WHAT YOU SHOULD DO:
Make an exact copy of all the entries shown below.

Segment Open

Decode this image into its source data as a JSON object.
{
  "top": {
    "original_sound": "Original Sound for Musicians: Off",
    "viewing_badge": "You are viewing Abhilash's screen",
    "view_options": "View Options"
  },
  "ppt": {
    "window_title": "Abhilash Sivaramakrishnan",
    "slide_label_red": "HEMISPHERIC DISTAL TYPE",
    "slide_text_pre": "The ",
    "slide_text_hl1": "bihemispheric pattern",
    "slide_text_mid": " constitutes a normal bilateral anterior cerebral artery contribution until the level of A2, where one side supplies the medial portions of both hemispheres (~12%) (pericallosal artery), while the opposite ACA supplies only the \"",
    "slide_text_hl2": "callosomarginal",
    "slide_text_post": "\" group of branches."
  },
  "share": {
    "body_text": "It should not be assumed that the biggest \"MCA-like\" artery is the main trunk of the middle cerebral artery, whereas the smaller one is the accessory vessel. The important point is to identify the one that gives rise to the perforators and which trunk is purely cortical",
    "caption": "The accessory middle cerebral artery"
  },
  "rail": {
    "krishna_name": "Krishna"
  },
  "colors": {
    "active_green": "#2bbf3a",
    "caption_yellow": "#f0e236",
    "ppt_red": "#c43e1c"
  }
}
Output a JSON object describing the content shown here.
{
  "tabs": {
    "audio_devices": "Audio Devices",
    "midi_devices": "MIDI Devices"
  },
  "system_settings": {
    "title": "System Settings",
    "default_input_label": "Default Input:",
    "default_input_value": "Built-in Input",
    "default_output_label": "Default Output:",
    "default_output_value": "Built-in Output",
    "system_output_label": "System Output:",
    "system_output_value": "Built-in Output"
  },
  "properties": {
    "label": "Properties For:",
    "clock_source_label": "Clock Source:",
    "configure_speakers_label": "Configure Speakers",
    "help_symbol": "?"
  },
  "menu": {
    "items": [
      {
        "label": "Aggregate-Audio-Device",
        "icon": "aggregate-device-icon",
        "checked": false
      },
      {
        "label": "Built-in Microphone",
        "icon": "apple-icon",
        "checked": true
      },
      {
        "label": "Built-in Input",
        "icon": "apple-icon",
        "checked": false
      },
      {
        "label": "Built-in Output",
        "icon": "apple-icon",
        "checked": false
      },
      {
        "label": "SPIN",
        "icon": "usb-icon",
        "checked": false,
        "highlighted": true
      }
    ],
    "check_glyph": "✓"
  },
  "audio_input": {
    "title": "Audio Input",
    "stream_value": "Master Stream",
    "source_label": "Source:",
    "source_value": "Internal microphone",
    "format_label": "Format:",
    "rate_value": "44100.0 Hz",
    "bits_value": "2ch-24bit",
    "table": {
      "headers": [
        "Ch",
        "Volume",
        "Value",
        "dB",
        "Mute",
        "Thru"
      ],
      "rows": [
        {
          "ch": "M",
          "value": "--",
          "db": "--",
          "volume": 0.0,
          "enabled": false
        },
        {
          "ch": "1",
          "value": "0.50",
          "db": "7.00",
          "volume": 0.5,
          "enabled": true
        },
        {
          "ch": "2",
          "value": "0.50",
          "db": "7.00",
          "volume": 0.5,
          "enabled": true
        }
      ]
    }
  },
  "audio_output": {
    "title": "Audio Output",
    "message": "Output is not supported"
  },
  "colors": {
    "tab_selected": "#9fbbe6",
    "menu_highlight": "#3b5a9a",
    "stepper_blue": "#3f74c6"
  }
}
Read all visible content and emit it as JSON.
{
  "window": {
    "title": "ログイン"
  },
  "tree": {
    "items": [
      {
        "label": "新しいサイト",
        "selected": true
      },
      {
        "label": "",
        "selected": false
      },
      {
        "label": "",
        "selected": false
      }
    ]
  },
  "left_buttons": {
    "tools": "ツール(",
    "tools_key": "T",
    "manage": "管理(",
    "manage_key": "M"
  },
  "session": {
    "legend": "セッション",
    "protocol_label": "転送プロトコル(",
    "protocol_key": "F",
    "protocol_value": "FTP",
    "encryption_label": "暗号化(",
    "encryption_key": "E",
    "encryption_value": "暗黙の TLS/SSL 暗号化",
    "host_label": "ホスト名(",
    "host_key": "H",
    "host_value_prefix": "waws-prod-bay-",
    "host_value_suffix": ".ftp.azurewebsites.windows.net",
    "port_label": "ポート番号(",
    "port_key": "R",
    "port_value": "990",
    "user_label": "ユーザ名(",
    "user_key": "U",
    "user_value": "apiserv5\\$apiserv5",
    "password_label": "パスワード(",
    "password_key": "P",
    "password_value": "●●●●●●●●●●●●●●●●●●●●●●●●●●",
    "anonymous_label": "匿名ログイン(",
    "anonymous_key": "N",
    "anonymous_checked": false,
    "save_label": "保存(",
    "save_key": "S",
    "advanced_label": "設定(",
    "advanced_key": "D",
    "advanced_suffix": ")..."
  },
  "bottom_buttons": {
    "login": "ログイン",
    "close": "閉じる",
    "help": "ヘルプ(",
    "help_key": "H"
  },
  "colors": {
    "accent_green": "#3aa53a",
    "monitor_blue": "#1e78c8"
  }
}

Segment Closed

SOLUTION TO THIS EXERCISE:
Decode this image into its source data as a JSON object.
{
  "top": {
    "original_sound": "Original Sound for Musicians: Off",
    "viewing_badge": "You are viewing Abhilash's screen",
    "view_options": "View Options"
  },
  "ppt": {
    "window_title": "Abhilash Sivaramakrishnan",
    "slide_label_red": "HEMISPHERIC DISTAL TYPE",
    "slide_text_pre": "The ",
    "slide_text_hl1": "bihemispheric pattern",
    "slide_text_mid": " constitutes a normal bilateral anterior cerebral artery contribution until the level of A2, where one side supplies the medial portions of both hemispheres (~12%) (pericallosal artery), while the opposite ACA supplies only the \"",
    "slide_text_hl2": "callosomarginal",
    "slide_text_post": "\" group of branches."
  },
  "share": {
    "body_text": "It should not be assumed that the biggest \"MCA-like\" artery is the main trunk of the middle cerebral artery, whereas the smaller one is the accessory vessel. The important point is to identify the one that gives rise to the perforators and which trunk is purely cortical",
    "caption": "The accessory middle cerebral artery"
  },
  "rail": {
    "krishna_name": "Krishna"
  },
  "colors": {
    "active_green": "#2bbf3a",
    "caption_yellow": "#f0e236",
    "ppt_red": "#c43e1c"
  }
}
Output a JSON object describing the content shown here.
{
  "tabs": {
    "audio_devices": "Audio Devices",
    "midi_devices": "MIDI Devices"
  },
  "system_settings": {
    "title": "System Settings",
    "default_input_label": "Default Input:",
    "default_input_value": "Built-in Input",
    "default_output_label": "Default Output:",
    "default_output_value": "Built-in Output",
    "system_output_label": "System Output:",
    "system_output_value": "Built-in Output"
  },
  "properties": {
    "label": "Properties For:",
    "clock_source_label": "Clock Source:",
    "configure_speakers_label": "Configure Speakers",
    "help_symbol": "?"
  },
  "menu": {
    "items": [
      {
        "label": "Aggregate-Audio-Device",
        "icon": "aggregate-device-icon",
        "checked": false
      },
      {
        "label": "Built-in Microphone",
        "icon": "apple-icon",
        "checked": true
      },
      {
        "label": "Built-in Input",
        "icon": "apple-icon",
        "checked": false
      },
      {
        "label": "Built-in Output",
        "icon": "apple-icon",
        "checked": false
      },
      {
        "label": "SPIN",
        "icon": "usb-icon",
        "checked": false,
        "highlighted": true
      }
    ],
    "check_glyph": "✓"
  },
  "audio_input": {
    "title": "Audio Input",
    "stream_value": "Master Stream",
    "source_label": "Source:",
    "source_value": "Internal microphone",
    "format_label": "Format:",
    "rate_value": "44100.0 Hz",
    "bits_value": "2ch-24bit",
    "table": {
      "headers": [
        "Ch",
        "Volume",
        "Value",
        "dB",
        "Mute",
        "Thru"
      ],
      "rows": [
        {
          "ch": "M",
          "value": "--",
          "db": "--",
          "volume": 0.0,
          "enabled": false
        },
        {
          "ch": "1",
          "value": "0.50",
          "db": "7.00",
          "volume": 0.5,
          "enabled": true
        },
        {
          "ch": "2",
          "value": "0.50",
          "db": "7.00",
          "volume": 0.5,
          "enabled": true
        }
      ]
    }
  },
  "audio_output": {
    "title": "Audio Output",
    "message": "Output is not supported"
  },
  "colors": {
    "tab_selected": "#9fbbe6",
    "menu_highlight": "#3b5a9a",
    "stepper_blue": "#3f74c6"
  }
}
Read all visible content and emit it as JSON.
{
  "window": {
    "title": "ログイン"
  },
  "tree": {
    "items": [
      {
        "label": "新しいサイト",
        "selected": true
      },
      {
        "label": "",
        "selected": false
      },
      {
        "label": "",
        "selected": false
      }
    ]
  },
  "left_buttons": {
    "tools": "ツール(",
    "tools_key": "T",
    "manage": "管理(",
    "manage_key": "M"
  },
  "session": {
    "legend": "セッション",
    "protocol_label": "転送プロトコル(",
    "protocol_key": "F",
    "protocol_value": "FTP",
    "encryption_label": "暗号化(",
    "encryption_key": "E",
    "encryption_value": "暗黙の TLS/SSL 暗号化",
    "host_label": "ホスト名(",
    "host_key": "H",
    "host_value_prefix": "waws-prod-bay-",
    "host_value_suffix": ".ftp.azurewebsites.windows.net",
    "port_label": "ポート番号(",
    "port_key": "R",
    "port_value": "990",
    "user_label": "ユーザ名(",
    "user_key": "U",
    "user_value": "apiserv5\\$apiserv5",
    "password_label": "パスワード(",
    "password_key": "P",
    "password_value": "●●●●●●●●●●●●●●●●●●●●●●●●●●",
    "anonymous_label": "匿名ログイン(",
    "anonymous_key": "N",
    "anonymous_checked": false,
    "save_label": "保存(",
    "save_key": "S",
    "advanced_label": "設定(",
    "advanced_key": "D",
    "advanced_suffix": ")..."
  },
  "bottom_buttons": {
    "login": "ログイン",
    "close": "閉じる",
    "help": "ヘルプ(",
    "help_key": "H"
  },
  "colors": {
    "accent_green": "#3aa53a",
    "monitor_blue": "#1e78c8"
  }
}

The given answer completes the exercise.